*PROBLEM REQUIREMENTS*
Filter the entries for the word "label". Copy each line that has it.

Excerpts from an interface dataset
%%

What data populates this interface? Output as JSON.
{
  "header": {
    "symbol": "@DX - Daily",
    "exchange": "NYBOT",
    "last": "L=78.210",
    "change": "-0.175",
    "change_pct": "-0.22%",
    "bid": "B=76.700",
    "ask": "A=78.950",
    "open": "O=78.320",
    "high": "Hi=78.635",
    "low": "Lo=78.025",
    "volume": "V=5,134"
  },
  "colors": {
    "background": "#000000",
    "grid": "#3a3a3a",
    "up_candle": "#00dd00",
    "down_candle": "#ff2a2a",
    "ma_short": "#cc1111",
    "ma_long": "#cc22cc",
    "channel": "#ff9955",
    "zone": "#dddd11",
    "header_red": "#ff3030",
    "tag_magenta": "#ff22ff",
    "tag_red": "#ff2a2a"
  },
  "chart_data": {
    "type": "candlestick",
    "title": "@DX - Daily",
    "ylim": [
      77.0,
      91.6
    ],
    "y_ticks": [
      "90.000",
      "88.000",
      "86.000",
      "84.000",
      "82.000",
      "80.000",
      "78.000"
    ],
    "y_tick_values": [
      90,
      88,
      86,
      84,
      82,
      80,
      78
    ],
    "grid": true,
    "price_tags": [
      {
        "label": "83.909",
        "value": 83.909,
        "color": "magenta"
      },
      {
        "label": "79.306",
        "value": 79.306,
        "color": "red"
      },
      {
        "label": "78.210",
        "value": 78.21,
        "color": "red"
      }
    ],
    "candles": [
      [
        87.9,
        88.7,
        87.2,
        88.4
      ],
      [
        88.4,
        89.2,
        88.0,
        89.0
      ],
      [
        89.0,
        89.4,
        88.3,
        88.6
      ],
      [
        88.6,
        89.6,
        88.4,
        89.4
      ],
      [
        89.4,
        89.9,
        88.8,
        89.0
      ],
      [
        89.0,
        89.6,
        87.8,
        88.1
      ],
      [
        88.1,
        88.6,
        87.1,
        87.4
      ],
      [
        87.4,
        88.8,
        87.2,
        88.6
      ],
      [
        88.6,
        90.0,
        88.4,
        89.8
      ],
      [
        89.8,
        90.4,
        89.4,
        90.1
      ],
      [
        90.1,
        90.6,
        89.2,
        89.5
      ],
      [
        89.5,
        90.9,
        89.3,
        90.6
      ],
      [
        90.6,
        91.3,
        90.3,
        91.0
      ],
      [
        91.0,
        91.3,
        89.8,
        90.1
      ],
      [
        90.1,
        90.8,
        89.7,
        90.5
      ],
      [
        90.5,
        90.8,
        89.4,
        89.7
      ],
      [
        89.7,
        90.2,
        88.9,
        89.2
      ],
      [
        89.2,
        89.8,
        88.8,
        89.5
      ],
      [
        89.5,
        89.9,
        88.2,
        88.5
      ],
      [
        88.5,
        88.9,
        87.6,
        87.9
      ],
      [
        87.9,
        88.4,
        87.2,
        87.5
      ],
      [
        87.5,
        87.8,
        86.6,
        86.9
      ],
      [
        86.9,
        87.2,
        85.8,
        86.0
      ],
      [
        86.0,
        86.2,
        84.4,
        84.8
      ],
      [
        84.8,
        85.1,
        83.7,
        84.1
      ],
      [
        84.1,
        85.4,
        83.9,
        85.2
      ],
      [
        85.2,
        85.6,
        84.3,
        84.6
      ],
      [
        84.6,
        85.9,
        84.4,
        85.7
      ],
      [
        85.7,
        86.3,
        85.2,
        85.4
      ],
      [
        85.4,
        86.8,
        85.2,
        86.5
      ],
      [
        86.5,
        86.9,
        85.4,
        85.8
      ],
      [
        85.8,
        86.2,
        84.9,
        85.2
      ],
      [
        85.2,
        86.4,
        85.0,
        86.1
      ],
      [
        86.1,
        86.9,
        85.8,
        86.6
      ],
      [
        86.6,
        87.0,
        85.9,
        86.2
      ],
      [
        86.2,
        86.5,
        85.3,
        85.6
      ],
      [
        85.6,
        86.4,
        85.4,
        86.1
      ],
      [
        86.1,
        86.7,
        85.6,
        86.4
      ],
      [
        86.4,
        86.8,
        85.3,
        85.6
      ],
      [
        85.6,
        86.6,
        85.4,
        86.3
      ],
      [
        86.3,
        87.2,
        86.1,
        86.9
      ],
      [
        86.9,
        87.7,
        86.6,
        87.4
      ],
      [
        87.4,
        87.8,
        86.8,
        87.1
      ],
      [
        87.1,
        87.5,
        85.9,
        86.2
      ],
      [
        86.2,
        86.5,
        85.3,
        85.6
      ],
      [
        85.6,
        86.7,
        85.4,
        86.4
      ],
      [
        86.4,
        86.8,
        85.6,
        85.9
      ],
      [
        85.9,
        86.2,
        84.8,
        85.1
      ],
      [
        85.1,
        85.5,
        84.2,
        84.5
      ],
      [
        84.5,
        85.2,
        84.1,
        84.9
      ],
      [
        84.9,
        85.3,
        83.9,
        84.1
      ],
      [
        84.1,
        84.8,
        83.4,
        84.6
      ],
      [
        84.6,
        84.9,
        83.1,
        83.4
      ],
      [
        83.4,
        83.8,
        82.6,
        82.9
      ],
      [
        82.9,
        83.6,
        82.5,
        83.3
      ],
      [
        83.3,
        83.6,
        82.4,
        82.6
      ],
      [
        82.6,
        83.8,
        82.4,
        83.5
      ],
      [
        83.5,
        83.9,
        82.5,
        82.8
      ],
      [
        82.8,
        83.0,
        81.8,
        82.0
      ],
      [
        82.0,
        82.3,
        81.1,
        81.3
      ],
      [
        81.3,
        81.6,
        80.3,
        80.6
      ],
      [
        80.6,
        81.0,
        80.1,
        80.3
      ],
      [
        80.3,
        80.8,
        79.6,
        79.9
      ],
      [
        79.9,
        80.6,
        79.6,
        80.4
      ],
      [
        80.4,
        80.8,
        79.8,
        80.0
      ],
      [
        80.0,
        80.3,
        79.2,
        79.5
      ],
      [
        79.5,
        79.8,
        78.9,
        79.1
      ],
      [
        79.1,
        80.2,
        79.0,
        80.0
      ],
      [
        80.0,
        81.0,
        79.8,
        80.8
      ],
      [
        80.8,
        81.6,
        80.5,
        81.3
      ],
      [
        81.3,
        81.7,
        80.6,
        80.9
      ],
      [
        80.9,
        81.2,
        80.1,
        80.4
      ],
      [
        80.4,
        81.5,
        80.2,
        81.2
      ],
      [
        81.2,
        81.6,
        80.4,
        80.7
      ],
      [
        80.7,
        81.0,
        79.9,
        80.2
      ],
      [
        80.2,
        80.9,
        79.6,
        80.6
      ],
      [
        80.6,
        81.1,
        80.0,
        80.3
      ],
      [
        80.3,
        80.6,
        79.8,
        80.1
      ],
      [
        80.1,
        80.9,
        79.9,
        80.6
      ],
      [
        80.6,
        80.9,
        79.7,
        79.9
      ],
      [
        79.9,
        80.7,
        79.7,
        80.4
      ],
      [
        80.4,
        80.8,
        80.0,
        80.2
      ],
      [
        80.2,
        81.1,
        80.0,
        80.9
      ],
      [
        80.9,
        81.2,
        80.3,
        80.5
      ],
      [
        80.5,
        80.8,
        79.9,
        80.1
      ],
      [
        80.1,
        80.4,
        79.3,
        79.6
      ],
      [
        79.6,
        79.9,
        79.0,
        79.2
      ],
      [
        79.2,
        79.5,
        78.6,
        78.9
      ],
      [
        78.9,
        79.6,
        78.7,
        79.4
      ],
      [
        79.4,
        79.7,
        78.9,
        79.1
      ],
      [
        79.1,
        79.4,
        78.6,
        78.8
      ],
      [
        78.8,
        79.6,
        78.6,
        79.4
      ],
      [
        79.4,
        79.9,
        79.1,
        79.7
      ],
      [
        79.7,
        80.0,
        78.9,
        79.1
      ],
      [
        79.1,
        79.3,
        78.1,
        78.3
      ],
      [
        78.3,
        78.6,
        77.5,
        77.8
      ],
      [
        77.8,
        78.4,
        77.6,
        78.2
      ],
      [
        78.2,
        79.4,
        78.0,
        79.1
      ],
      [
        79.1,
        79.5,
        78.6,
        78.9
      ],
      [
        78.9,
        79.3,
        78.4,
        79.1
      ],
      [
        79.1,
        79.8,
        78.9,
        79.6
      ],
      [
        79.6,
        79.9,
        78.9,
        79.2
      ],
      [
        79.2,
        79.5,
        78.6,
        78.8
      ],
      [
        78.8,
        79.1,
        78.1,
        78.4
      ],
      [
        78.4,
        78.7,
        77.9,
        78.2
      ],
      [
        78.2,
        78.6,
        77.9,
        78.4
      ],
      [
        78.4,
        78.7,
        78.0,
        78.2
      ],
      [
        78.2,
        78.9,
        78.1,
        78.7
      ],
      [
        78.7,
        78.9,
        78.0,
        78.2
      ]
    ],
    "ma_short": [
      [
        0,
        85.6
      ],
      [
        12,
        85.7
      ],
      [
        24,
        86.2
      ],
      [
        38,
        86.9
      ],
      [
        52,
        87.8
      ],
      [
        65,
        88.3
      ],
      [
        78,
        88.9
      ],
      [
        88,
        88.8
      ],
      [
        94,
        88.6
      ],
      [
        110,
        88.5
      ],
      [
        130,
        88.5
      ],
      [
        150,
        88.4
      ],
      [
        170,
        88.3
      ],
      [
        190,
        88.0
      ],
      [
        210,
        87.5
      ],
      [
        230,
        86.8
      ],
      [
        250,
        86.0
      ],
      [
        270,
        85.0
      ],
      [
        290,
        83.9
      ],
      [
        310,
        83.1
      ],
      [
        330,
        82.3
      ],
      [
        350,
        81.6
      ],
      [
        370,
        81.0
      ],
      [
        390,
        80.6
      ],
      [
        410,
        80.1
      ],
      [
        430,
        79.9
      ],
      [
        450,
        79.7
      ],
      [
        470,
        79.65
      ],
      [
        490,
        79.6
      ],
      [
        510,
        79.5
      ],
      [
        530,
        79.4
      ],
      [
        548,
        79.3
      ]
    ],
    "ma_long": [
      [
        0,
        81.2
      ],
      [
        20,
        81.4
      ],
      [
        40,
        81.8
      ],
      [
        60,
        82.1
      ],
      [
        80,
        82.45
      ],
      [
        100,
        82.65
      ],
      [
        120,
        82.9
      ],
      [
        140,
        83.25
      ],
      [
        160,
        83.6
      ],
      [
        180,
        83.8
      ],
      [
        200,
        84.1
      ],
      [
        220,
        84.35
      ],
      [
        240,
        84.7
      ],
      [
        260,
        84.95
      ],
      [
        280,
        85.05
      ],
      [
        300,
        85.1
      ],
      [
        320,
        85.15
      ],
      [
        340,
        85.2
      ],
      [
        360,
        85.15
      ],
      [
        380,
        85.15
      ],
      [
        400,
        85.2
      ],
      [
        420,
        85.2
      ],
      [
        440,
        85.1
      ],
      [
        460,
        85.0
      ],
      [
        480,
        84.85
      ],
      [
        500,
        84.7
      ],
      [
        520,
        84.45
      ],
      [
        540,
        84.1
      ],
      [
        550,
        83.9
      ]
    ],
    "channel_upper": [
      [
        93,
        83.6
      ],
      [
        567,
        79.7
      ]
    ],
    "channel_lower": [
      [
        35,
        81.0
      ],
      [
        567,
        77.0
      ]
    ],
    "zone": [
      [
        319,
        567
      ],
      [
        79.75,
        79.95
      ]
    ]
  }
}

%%

*WRITTEN ANSWER*
        "label": "83.909",
        "label": "79.306",
        "label": "78.210",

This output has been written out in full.